For each line of the data below that holds "Generate", copy the line.

----- Data for this exercise -----

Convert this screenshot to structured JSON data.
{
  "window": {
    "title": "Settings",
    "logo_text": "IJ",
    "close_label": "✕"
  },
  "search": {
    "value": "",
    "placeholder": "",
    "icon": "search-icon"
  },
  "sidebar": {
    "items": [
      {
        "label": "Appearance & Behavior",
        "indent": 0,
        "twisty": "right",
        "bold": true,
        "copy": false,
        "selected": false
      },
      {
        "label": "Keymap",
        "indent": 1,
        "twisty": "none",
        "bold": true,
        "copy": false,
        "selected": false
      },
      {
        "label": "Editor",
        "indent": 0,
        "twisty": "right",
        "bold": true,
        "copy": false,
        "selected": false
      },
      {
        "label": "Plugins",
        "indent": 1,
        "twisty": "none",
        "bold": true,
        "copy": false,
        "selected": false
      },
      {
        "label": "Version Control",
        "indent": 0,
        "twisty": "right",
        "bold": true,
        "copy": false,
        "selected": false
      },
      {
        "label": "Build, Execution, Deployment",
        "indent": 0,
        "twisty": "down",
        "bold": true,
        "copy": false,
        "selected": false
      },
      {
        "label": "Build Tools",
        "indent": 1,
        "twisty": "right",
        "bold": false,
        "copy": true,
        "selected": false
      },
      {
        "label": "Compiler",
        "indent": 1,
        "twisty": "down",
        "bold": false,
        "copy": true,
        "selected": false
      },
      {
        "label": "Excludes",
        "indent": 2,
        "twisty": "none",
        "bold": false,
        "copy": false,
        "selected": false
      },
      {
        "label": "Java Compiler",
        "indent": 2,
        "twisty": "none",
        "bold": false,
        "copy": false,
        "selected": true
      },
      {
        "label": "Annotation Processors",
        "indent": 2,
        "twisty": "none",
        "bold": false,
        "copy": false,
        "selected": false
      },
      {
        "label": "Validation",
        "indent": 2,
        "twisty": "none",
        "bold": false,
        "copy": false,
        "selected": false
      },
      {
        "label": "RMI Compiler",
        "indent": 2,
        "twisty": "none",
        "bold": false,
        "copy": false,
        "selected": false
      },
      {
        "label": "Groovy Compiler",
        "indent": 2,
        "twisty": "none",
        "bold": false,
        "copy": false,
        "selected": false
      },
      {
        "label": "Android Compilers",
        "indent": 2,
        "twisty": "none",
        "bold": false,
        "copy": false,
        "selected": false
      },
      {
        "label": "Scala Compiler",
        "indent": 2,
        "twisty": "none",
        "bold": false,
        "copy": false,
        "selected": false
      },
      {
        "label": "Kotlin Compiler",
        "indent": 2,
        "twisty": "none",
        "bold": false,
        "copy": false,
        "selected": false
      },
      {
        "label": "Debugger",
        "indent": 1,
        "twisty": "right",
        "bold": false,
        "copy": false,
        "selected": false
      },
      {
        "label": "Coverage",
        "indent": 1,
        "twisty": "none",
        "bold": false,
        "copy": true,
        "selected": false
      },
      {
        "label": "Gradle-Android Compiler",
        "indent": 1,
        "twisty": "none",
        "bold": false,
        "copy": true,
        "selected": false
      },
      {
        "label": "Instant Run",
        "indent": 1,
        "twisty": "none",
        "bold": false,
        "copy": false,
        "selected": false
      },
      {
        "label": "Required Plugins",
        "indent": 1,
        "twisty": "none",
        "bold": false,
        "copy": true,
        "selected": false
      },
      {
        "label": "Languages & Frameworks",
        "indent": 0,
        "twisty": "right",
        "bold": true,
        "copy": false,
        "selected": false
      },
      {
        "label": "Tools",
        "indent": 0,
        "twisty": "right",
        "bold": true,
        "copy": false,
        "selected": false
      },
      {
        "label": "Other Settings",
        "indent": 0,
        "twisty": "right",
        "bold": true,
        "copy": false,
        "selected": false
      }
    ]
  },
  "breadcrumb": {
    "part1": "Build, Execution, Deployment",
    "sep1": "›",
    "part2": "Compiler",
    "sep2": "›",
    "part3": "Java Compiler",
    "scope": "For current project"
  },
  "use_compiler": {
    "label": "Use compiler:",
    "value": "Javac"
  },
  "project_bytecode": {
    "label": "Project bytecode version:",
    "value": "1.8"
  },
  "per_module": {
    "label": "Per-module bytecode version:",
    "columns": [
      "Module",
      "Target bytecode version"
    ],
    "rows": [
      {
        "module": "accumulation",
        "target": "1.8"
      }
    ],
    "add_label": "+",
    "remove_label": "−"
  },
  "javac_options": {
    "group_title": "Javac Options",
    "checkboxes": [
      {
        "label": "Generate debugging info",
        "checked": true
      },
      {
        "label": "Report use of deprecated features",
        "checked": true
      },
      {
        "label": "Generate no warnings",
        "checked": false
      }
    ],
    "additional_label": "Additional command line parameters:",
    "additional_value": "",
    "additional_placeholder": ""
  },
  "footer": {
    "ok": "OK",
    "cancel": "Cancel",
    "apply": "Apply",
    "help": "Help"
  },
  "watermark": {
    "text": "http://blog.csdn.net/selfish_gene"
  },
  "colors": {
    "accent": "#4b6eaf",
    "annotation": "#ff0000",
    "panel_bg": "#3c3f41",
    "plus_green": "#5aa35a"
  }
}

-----

▶ _Exercise solution_:
        "label": "Generate debugging info",
        "label": "Generate no warnings",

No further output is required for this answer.